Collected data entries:
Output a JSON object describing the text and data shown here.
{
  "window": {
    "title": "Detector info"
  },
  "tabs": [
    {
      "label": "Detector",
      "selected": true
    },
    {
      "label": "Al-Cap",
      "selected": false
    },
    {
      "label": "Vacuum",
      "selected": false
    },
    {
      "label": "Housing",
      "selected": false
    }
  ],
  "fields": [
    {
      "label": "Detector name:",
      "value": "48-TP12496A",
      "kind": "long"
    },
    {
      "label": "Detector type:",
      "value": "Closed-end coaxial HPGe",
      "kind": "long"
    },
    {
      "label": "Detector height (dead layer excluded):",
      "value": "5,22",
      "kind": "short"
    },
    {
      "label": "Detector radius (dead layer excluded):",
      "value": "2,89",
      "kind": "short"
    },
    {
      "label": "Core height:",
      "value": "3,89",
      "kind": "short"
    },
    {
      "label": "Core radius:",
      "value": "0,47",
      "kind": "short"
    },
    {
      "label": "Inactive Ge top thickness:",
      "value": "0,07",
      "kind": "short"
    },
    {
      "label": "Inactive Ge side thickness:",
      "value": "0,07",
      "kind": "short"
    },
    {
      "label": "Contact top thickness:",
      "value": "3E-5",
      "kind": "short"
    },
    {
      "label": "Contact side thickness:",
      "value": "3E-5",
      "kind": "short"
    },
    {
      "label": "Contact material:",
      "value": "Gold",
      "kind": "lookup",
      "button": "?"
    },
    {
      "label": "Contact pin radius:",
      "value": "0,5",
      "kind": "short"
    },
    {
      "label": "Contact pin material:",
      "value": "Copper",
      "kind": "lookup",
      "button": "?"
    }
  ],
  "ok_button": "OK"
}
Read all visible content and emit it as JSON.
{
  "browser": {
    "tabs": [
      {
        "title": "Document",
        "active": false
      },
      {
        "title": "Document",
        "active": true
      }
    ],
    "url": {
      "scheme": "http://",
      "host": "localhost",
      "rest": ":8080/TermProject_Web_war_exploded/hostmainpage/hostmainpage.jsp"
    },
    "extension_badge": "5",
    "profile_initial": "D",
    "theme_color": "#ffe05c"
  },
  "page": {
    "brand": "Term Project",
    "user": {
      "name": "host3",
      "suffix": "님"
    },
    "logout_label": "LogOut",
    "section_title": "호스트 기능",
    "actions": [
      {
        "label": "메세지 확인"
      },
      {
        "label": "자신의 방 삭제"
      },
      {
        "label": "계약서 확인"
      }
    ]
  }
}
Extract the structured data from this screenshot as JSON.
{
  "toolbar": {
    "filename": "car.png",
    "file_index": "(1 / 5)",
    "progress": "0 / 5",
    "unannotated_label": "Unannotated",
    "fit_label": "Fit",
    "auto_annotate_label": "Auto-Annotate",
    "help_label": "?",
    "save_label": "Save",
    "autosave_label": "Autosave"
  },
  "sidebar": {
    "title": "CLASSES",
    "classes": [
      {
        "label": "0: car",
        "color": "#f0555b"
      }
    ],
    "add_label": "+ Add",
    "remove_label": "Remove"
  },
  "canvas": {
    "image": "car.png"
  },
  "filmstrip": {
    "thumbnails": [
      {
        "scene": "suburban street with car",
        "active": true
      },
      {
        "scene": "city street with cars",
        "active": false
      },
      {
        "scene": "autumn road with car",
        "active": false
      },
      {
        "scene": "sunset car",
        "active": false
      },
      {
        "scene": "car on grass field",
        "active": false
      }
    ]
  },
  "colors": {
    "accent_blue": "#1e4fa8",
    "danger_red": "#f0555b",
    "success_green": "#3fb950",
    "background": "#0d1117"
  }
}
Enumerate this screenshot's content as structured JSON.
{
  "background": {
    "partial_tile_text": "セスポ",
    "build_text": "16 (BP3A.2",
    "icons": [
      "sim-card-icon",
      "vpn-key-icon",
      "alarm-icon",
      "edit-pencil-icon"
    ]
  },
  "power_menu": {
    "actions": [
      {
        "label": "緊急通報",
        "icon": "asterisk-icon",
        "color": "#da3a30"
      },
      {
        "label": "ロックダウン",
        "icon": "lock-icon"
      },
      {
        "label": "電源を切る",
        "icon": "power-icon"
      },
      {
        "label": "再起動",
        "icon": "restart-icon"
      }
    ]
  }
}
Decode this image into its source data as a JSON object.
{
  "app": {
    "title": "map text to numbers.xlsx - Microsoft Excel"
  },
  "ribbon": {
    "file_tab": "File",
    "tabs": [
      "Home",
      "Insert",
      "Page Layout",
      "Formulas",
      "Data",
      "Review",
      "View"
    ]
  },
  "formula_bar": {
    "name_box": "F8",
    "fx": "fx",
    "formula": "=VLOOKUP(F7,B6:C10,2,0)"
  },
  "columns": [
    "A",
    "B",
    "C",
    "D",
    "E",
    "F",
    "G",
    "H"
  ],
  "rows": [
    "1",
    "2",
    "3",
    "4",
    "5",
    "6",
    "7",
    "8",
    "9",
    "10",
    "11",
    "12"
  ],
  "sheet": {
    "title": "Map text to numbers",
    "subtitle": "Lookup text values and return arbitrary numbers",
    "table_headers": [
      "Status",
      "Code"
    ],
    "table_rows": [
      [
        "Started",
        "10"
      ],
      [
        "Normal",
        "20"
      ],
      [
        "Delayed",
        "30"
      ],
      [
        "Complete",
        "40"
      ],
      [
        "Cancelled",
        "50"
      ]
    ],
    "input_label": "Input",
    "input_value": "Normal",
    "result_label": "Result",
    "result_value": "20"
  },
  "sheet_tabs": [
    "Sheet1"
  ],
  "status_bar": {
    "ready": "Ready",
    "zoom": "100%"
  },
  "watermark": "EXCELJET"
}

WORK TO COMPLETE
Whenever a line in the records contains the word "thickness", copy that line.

EXERCISE OUTPUT
      "label": "Inactive Ge top thickness:",
      "label": "Inactive Ge side thickness:",
      "label": "Contact top thickness:",
      "label": "Contact side thickness:",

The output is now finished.